Sam didn't even have a wallet on him. His first instinct was to try to defuse the situation by using the non-violent crisis intervention training he had learned and practiced almost daily at HSC.

"I'm trying to explain to them, 'Everything's OK, let's just calm down.'"

Sam pointed to where his Jeep was parked above The Forks. His wallet was there, he told them. They could have his keys.

Not surprisingly, Sam's assailants didn't believe him.

"...I tried to see what I had for resources around me. Can I see people? Can I run away? Where would I go? Is there anything around here I could defend myself with? And the answer was no."

"I realized they were going to kill me."

Sam soon realized that with all his non-violent efforts having been exhausted, he realized it was time to fight back. 

"I said no, I'm not going to die this way. This is not how it's going to happen. I'm not going to stand for this," told himself.

Even before he began swinging aimlessly at his assailants, he decided his strategy. His father had coached him on what to do if he was outnumbered in a fight:

Go after the leader and do your worse. The leader was the one who had the knife.

Sam grabbed the the blade.

That's when the two other assailants used Sam's ski to beat him and his pole to stab him in the back.

That's when Sam decided to stop fighting and flee.

Sam ran out onto the ice, screaming "Help, help, help. Call police. I've been stabbed."

By now, fortunately, someone fortunately heard his cries for help and called police. As Sam would later discover, police had arrested his three assailants before he even left in an ambulance for HSC.

Sam says he's not going to stop going to The Forks, or skiing on the frozen rivers of Winnipeg. He calls The Forks his "happy place."

After being hospitalized, Sam said: "They didn't realize that my will to live was stronger than their will to rob me."

Sam later learned that another crime victim was robbed at gunpoint for her iPad on Friday (February 22)! That's two felonies in the same the course of an eight-day period.

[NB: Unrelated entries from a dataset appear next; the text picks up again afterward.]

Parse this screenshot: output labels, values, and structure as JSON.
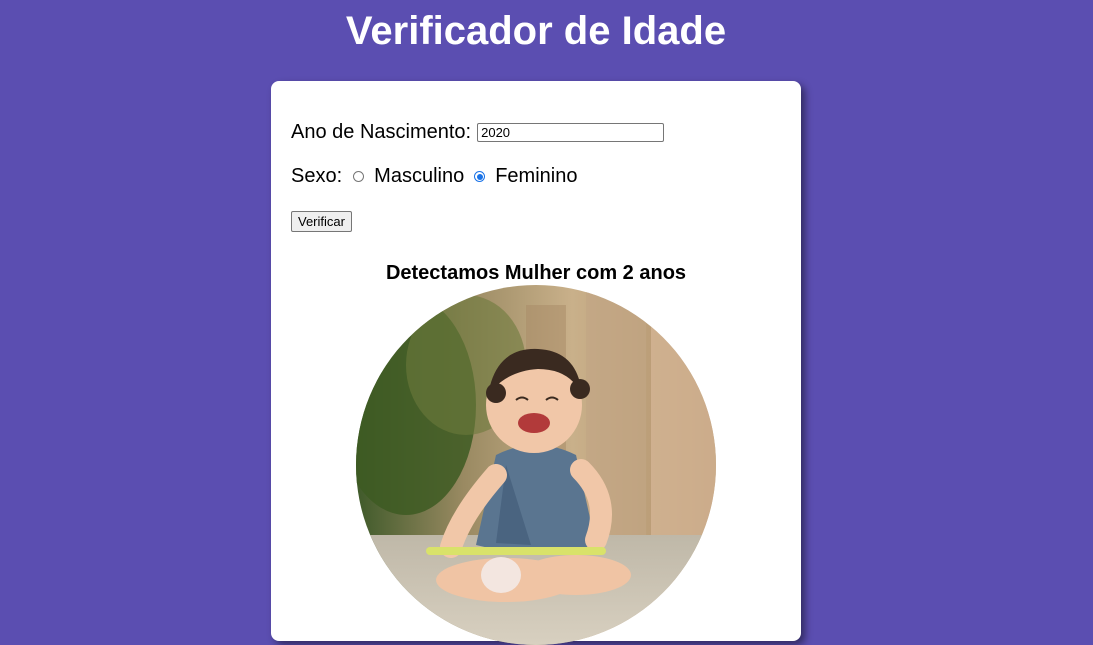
{
  "header": {
    "title": "Verificador de Idade"
  },
  "form": {
    "year_label": "Ano de Nascimento:",
    "year_value": "2020",
    "sex_label": "Sexo:",
    "options": [
      {
        "label": "Masculino",
        "checked": false
      },
      {
        "label": "Feminino",
        "checked": true
      }
    ],
    "verify_label": "Verificar"
  },
  "result": {
    "text": "Detectamos Mulher com 2 anos",
    "image_icon": "baby-girl-photo"
  },
  "colors": {
    "background": "#5b4eb1",
    "card": "#ffffff",
    "accent": "#1a73e8"
  }
}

Roughly a week earlier, a woman of 55 had gone to meet a friend for coffee at The Forks. She was alone, climbing the stairs of the observation deck with her iPad to take a photo of the ice where the Winnipeg Jets would hold an outdoor practice the next day.

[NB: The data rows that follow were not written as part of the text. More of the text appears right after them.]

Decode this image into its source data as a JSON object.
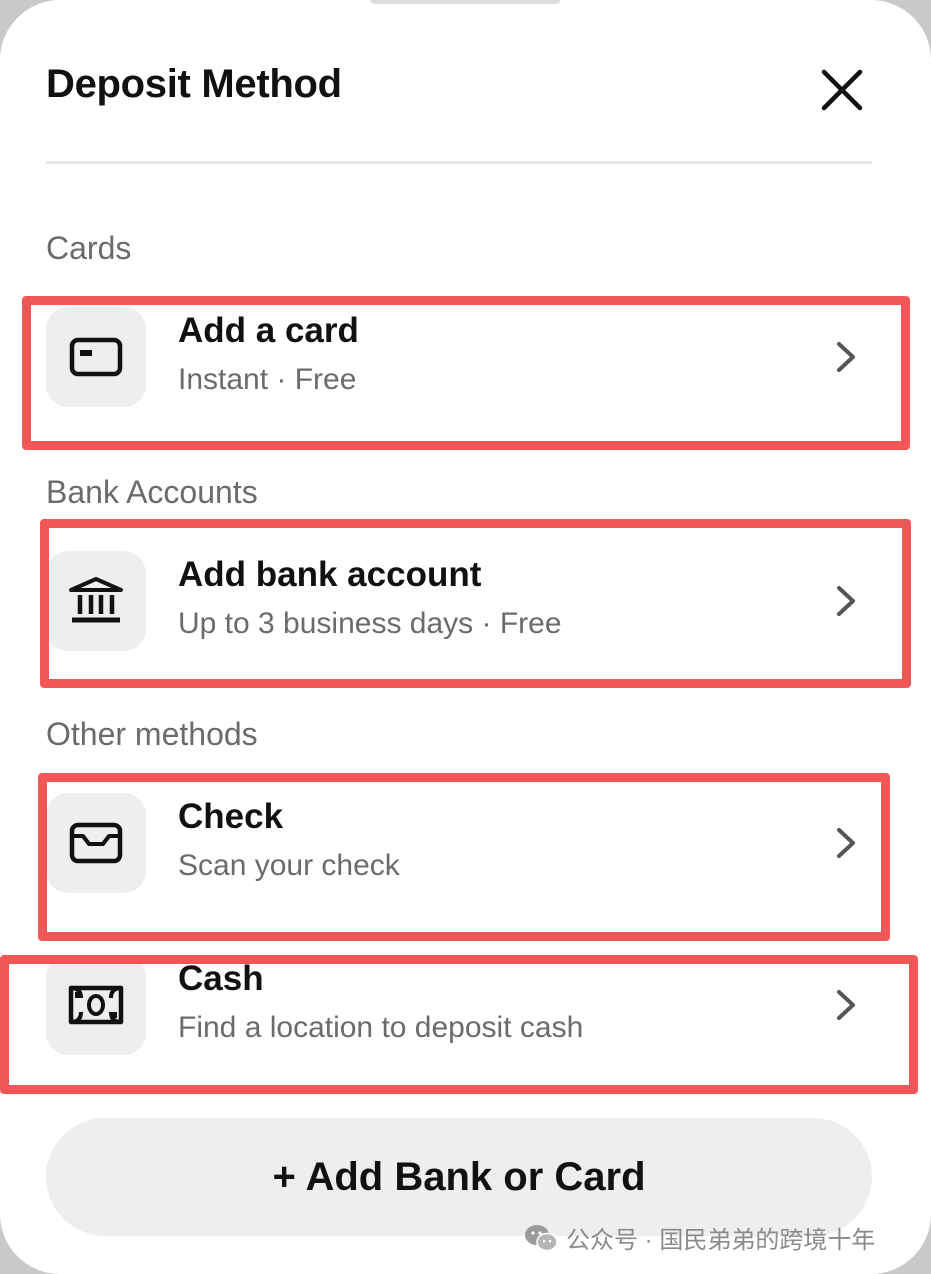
{
  "header": {
    "title": "Deposit Method",
    "close_icon": "close-icon"
  },
  "sections": {
    "cards": "Cards",
    "bank_accounts": "Bank Accounts",
    "other_methods": "Other methods"
  },
  "methods": [
    {
      "title": "Add a card",
      "subtitle": "Instant · Free",
      "icon": "card-icon"
    },
    {
      "title": "Add bank account",
      "subtitle": "Up to 3 business days · Free",
      "icon": "bank-icon"
    },
    {
      "title": "Check",
      "subtitle": "Scan your check",
      "icon": "check-icon"
    },
    {
      "title": "Cash",
      "subtitle": "Find a location to deposit cash",
      "icon": "cash-icon"
    }
  ],
  "footer": {
    "add_button_label": "+ Add Bank or Card"
  },
  "watermark": {
    "text": "公众号 · 国民弟弟的跨境十年"
  },
  "colors": {
    "highlight": "#f25757",
    "tile_bg": "#eeeeee",
    "text_primary": "#111111",
    "text_secondary": "#6b6b6b"
  }
}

Unfortunately, the victim in the iPad robbery would later learn that she was robbed with an air gun, yet, of course, she didn't realize that at the time. To her, though, the threat was life-threatening.

The next point is really important to emphasize: 

Few criminals bent on armed robbery, assault, forcible rape and even homicide rarely commit such dastardly acts when police are present, which is why ALL frequently visited and popular meeting places need redunant security deterrents.

Now, here's the interesting part: There were seemingly other witnesses to the armed robbery of the woman who had had her iPad stolen! Why did none of them come to the aid of the crime victim?

The short answer seems to be: Apathy. Fear...and the majority of urban Canadians not being familiar with firearms, or a combination of all three. 

As a retired federal agent, I raised my two daughters from the time they were little to be able to protect themselves, emphasizing that criminals never expect victims to resist, which is a weakness for them. So please use such weakness.

Interestingly, the only person the husband of the crime victim could find at The Forks on February 22 was the monitor of a bank of surveillance camera monitors staring blindly into them.

No provincial police officer assigned to keep citizens safe. No emergency call boxes. No park ranger. Nothing!

All governments should anticipate foreseeable criminal events. Those that don't deprive citizens of their freedom and having choices to enjoy life to the fullest.

If The Forks doe not act proactively and promptly, its 4 million visitors each year will soon decline.

So...a provincial police officer obviously was not assigned at The Forks to prevent two felonies in the course of a week. As for the bank of security monitors monitored by a youngster, zero deterrence apparently.

One last thought. Given two armed robberies in a week, it may be appropriate for the management of The Forks to fund a significant poll of visitors to determine just how much crime is actually occurring there. My guess is that the results will be surprisingly...illuminating.